My carpets have been fitted, and so I can finally move everything back into place and get back to some semblance of a schedule. And just in time too, as today is the release of the long-awaited Halloween movie - released exactly 40 years after the very first one came out and invented a whole new horror subgenre. This new Halloween is a sequel only to the very first movie, throwing out such things as Michael and Laurie's familial relationship, the existence of his niece Jamie and, to the relief of many, Halloween: Resurrection. But is this movie worth all the anticipation?
40 years after his last escape and murder rampage through Haddonfield, Michael Myers is still being held at Smith's Grove Sanitarium, and he's spent those four decades not making a sound or reacting to very much at all. Shortly after a couple of podcasters visit him and show him his old mask, however, Myers is put on a bus to be transported to a new secure mental facility, whereupon he promptly escapes, gets his mask back and heads back to Haddonfield to deal with some unfinished business. That "unfinished business" is, of course, Laurie Strode, who has spent the last 40 years preparing for the possibility that Michael might one day escape again and come back to try to finish the job he started on Halloween 1978, including having enough guns for an NRA convention, a panic room in her basement and a wrecked relationship with her daughter and granddaughter as a result of her obsessive Michael-prepping. With Michael stalking the streets of Haddonfield once more, will Laurie be able to protect her family and stop Michael once and for all, or will Michael receive some help from unexpected places?

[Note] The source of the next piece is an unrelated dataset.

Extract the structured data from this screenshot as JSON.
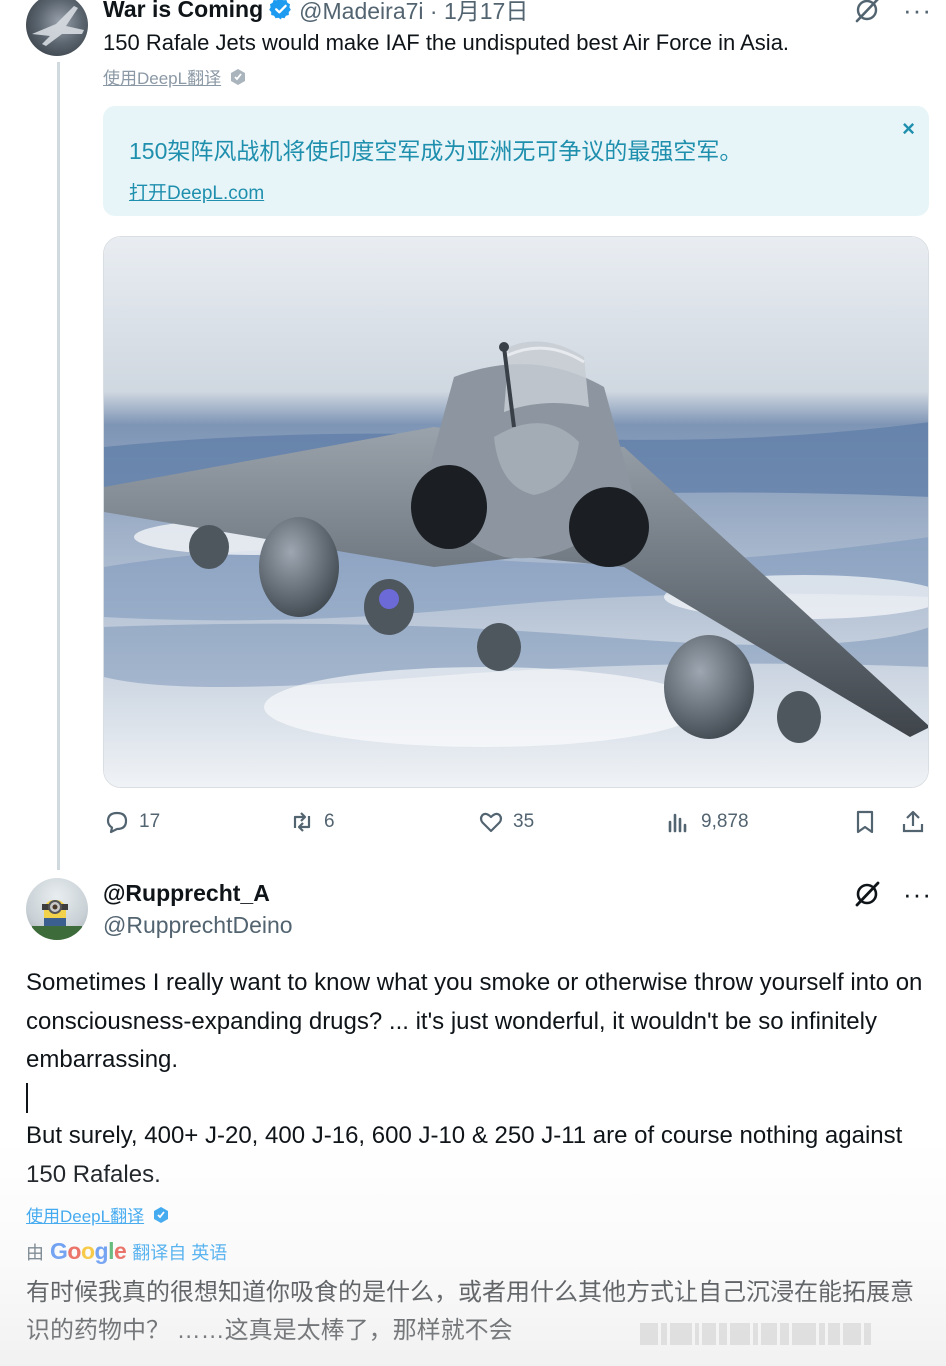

The opening credits of this new Halloween movie are deliberately designed to call back to the 1978 movie, complete with the same font and a jack-o-lantern on the left side of the screen. Only this time the jack-o-lantern starts off squashed and obliterated, and slowly reinflates during the course of the opening credits. I like to imagine that this is some sort of reference to the franchise being somehow reinvigorated by this new entry after previous entries (*cough*Halloween: Resurrection*cough) reduced it to little more than squashed... squash. It's far from the only callback to previous films in the series though - even Silver Shamrock gets a blink-and-you'll-miss-it cameo while the children of Haddonfield are out trick-or-treating. The movie still makes it clear, though, that the only canon it's following is the events of the first film, so no Strode family revelations, no Mark of Thorn, and no druids. We're back to Michael Myers just being a pure psychopath, killing pretty much for the sake of killing, with no explanation as to what drives him whatsoever.
And boy, does Michael kill a lot of people in this film! No-one is safe either, as Michael goes just about anyone who crosses his path or looks at him funny, be they man, woman or child. The deaths are a lot more varied than the traditional kitchen knife stabbing he's become almost synonymous with after all this time, as he uses his bare hands, a hammer he randomly picks up and even his feet during the course of the film. Clearly, he's been spending his time thinking about what he'll do during those 40 years at Smith's Grove - which must also have a first-class exercise facility when you consider that Michael is now around 61 and still keeping up with his victims, getting up from being shot and even at one point being run down by a car. Some things, at least, never change.
The evolution of Laurie Strode as a character is also an interesting thing. She's gone from being almost the archetypal Final Girl in the 1978 Halloween to taking on the role of the Woodsman, of Dr Loomis (side note: I'm not sure I liked the voice of the person they brought in to "voice" Loomis since Donald Pleasance is sadly long-departed), who is there to warn everyone of the threat and come in to save the day at the end, and it's good that there was no question of her filling that role. Laurie could easily join a support group for survivors of nightmareish stalkers out to kill you and everyone you love (founding members: Sarah Connor and Nancy Thompson). She's there to shoot Michael first and repair her relationship with her daughter later, and that's all there is to it.
There are flaws, though. The first act or so of the film felt less like it was setting events up and more like it was giving the audience the Cliff Notes of what happened in the first film - stating events a little too pointedly in case there were people out there who'd never seen, read or heard anything about the first Halloween (although to be fair, there probably are people out there now who might never have seen it). The two British podcasters/"investigative journalists" got on my nerves about as much as the loud idiot in the cinema with me who kept a running commentary on the film's events, and I really couldn't wait for their usefulness (a way to get Michael his mask back) to come to an end so they could die as the trailer promised us. And yes, the trailer does manage to give several key moments away, although they do manage to restrain themselves enough to not give everything away for once.
People are already talking about whether or not there will be another entry in the series after this one (not giving anything away, but if you know anything about slasher movies you know that masked slashers are like 1960s TV Batman in that if you don't literally watch them die they're going to pop back up at some point) but I really hope they don't. This was a good film, and it would be a good ending for the Halloween franchise... if they can just let it die.